Saskatoon was also slightly wetter than normal this summer with 172.7 millimetres of rain falling compared to the normal 168.7 millimetres. The slightly lower numbers in central Saskatchewan are thanks to a fairly dry August.
In terms of temperatures, it did end up a little cooler than normal, and in some areas much cooler than normal.
Key Lake saw its coldest summer on record with average monthly mean temperatures coming in 2.2 C below normal.
Saskatoon and Regina also ranked a little on the cool side for June, July and August, with August temperatures well below seasonal.
This year's storm season broke records
Despite the cooler weather, it was a very busy summer for storm chasers.
Terri Lang, warning preparedness meteorologist with Environment and Climate Change Canada, said this summer saw 168 severe weather events, which is only a bulletin or two behind last year's very busy storm season.

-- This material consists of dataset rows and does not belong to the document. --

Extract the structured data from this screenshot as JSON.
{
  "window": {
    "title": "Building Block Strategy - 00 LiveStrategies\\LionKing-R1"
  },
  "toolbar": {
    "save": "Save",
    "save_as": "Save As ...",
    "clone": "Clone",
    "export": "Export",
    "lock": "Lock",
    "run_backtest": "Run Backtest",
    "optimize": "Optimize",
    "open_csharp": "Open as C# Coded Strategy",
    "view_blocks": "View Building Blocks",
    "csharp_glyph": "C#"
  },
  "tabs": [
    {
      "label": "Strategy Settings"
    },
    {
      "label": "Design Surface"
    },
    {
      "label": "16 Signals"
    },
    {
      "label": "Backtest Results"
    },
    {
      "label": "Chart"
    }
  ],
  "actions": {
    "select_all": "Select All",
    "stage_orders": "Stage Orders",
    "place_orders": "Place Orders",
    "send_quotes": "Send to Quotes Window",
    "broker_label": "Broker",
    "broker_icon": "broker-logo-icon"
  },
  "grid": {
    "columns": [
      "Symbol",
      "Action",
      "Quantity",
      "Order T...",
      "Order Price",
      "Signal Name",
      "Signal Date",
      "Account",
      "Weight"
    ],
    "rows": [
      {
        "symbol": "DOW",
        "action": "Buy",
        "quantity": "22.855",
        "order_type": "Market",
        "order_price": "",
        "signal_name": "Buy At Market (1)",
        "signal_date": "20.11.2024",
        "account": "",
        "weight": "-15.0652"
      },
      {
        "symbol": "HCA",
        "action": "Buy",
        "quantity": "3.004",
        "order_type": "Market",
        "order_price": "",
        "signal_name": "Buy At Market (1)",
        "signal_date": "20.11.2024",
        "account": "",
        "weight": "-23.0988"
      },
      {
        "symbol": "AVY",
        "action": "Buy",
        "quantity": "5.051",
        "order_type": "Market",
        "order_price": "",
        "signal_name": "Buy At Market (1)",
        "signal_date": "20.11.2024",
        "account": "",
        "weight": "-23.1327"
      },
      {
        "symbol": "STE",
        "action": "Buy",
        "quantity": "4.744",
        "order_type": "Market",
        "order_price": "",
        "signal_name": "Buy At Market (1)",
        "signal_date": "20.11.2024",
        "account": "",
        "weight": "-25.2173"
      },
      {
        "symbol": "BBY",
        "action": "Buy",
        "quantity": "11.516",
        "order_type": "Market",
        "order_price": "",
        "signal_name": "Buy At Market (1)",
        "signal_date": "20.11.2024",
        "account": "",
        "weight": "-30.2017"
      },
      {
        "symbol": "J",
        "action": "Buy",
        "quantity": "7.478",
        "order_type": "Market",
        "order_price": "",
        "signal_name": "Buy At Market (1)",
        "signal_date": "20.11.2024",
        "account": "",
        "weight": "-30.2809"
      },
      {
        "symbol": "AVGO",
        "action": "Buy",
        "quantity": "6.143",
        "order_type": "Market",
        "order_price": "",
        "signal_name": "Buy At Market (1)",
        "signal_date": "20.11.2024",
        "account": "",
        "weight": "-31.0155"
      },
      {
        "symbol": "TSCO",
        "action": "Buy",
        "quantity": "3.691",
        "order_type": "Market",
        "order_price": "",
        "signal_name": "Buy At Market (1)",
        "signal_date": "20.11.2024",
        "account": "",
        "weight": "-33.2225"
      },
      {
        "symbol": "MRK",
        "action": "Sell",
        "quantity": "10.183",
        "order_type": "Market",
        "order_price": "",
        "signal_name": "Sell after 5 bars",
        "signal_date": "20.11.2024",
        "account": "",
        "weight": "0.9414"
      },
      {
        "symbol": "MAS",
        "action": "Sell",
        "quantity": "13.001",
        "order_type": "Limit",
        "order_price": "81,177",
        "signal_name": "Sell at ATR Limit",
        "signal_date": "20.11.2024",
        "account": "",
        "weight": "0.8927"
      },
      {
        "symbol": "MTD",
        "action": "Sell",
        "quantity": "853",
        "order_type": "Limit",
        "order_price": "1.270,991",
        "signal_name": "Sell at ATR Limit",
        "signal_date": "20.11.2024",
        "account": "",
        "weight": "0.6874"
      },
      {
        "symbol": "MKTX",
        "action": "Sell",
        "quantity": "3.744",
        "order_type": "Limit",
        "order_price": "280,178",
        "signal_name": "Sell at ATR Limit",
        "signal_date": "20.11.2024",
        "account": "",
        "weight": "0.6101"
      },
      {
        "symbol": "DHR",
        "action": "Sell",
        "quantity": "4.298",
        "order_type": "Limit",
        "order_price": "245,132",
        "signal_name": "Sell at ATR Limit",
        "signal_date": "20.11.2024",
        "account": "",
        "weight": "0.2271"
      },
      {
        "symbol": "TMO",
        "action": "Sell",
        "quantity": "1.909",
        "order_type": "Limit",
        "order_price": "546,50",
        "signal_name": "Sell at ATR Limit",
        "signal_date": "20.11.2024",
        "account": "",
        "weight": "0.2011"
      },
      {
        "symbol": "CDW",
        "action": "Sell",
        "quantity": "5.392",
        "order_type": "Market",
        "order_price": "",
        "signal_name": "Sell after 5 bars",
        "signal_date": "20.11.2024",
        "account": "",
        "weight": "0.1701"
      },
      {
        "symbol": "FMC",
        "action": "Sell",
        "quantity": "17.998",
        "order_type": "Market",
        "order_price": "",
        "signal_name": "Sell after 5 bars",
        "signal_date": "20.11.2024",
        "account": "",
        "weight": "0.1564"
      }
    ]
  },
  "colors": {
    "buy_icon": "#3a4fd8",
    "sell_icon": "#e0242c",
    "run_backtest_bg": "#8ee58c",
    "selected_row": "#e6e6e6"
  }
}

This year was a record-breaker for the number of severe hailstorms.
"There were 125 reports of severe hail and that's the No. 1 that we have on record for hail," Lang said. "It was a very busy summer."
Tornado hunters had a little slower season than last. There were only 10 confirmed tornadoes this summer, including the EF-0 tornado that touched down near Griffin on Labour Day. Last year there were 20 tornadoes in the province.
What's up next for Sask.?
As we turn our attention toward the fall, we won't say goodbye to warmer temperatures just yet.
Models are calling for a slightly warmer than normal September, October and November.
As for precipitation, it will be difficult to say for the coming months, as we are not experiencing a La Niña or El Niño event.
This week will remain relatively unsettled. Although we will see a few dry days in the south, expect another run of rainy weather at the end of the weekend.